Sniper Ghost Warrior Contracts 2 is good for a short time, not a long time. What could have been a glorious game full of compelling contracts and challenging assassinations gets muddied by boring regions that are just begging to be filled with objectives to make them seem worthwhile. Instead, you’ll spend more time walking around than actually sniping the baddies. Sniper Ghost Warrior Contracts 2 feels unsure of whether it can truly be a strong sniper simulator so instead it tries to outgun other FPS and assassination games – unfortunately, despite it’s fun sniping gunplay, it misses the mark on both.
If you need a hit of nostalgia from a sci-fi shooter, then jump in the cockpit for this one. It packs the challenge but may feel a little too stuck in the arcades of old. This release is a testament to the power of a loyal fanbase. As far as side-scrollers go, it’s definitely on the money
With realism being the focus of MotoGP 21, the enjoyment here comes from the mastery of racing at high speeds.
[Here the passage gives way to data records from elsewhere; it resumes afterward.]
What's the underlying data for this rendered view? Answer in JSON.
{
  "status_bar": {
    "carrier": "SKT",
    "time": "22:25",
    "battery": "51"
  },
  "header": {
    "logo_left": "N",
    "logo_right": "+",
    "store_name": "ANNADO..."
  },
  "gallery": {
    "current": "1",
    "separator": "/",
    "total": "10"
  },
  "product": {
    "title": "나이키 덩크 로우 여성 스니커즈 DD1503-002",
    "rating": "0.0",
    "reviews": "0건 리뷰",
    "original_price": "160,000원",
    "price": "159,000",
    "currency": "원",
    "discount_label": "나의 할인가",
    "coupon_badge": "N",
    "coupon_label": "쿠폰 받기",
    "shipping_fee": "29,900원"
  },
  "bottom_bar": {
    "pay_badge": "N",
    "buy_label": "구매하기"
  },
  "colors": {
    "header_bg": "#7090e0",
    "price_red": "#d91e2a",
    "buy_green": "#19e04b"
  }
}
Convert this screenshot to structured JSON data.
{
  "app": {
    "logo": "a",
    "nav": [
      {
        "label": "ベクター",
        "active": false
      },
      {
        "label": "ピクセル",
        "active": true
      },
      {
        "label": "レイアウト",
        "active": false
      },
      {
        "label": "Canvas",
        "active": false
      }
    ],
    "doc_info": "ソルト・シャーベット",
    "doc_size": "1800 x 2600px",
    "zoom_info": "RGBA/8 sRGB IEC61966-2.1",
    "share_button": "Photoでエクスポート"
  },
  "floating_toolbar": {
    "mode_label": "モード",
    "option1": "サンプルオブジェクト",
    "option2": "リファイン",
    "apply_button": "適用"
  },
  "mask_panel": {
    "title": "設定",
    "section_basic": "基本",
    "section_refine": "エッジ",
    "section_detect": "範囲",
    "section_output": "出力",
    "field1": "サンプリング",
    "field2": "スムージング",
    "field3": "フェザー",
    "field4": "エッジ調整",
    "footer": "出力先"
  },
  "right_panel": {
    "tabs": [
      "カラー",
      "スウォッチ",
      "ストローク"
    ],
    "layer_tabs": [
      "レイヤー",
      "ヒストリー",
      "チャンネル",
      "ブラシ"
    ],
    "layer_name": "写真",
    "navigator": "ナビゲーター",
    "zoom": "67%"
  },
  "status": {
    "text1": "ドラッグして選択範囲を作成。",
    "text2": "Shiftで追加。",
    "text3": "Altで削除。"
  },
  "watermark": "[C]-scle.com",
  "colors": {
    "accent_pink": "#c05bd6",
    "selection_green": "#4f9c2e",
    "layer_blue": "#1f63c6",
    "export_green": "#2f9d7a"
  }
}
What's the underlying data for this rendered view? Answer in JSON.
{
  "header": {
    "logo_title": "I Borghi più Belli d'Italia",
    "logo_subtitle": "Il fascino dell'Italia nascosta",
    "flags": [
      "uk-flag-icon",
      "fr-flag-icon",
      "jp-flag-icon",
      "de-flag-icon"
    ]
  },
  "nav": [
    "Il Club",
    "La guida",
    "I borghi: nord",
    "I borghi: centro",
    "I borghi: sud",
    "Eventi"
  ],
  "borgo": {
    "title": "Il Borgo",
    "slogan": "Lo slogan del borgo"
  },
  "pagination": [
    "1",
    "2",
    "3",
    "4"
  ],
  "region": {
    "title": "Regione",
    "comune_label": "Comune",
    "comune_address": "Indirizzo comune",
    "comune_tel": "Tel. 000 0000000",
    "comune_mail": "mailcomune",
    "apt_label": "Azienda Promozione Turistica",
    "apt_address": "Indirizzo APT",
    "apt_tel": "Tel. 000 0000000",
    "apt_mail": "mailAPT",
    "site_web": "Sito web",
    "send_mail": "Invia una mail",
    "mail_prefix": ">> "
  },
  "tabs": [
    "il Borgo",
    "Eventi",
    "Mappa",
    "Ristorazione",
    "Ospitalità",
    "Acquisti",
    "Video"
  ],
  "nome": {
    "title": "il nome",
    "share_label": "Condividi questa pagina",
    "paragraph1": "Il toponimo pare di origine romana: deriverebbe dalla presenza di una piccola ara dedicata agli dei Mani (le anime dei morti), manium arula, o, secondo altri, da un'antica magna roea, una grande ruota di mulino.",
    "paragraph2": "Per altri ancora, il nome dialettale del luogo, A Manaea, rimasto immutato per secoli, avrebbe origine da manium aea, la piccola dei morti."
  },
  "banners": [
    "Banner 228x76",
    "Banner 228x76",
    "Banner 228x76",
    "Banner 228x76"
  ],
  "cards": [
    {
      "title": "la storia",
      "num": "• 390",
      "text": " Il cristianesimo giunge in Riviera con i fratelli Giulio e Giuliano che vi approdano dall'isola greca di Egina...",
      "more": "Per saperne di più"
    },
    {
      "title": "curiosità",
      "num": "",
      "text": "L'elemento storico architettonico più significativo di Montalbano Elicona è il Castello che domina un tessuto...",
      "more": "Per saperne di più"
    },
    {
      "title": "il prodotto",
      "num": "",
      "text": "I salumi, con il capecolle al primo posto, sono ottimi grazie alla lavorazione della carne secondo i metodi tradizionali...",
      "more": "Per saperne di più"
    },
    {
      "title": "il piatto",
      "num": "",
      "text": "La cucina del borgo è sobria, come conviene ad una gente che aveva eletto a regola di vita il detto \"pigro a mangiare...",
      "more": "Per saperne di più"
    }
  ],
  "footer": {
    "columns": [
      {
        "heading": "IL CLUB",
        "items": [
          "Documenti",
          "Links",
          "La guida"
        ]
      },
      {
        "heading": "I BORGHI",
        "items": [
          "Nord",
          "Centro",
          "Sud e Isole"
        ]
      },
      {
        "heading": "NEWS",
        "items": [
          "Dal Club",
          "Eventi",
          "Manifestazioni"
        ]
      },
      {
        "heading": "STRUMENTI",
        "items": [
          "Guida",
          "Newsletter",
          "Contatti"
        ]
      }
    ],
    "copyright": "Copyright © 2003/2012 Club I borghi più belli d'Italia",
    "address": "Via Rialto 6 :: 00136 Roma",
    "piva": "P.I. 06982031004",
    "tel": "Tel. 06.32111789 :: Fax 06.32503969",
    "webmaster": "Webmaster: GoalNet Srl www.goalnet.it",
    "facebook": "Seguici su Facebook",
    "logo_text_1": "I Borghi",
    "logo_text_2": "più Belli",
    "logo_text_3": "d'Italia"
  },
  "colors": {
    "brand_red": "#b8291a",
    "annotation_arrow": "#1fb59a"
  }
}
Although unless you’re a returning player to the series or a natural on the virtual bike, you won’t be treated kindly by the game’s difficulty. New players could comfortably get away with trying MotoGP 20 instead as a way of easing themselves into the series with a smaller entry fee. Returning players, conversely, will no doubt feel at home with an updated game featuring stunningly detailed environments and racing options. As for me? The plethora of crashes I experienced in-game may now put me off real-world motorbikes altogether.
Godstrike is, at its crunchy centre, a boss rush game built around a somewhat interesting mechanic that, no matter how flawed, certainly gets the adrenaline pumping. Each of the encounters feels well designed but immovable to the average player. There are only so many times the player can try at an encounter before they feel disheartened at the difficulty. Not feeling like one can sacrifice time for abilities is disappointing too. The game also refuses to acknowledge that not allowing the player any way to recoup lost health disadvantages players unfairly. It’s a game that means well with a new challenge for high-skilled players of twin-stick shooters, but casual players won’t need much time to realise just how tedious learning these controls can be.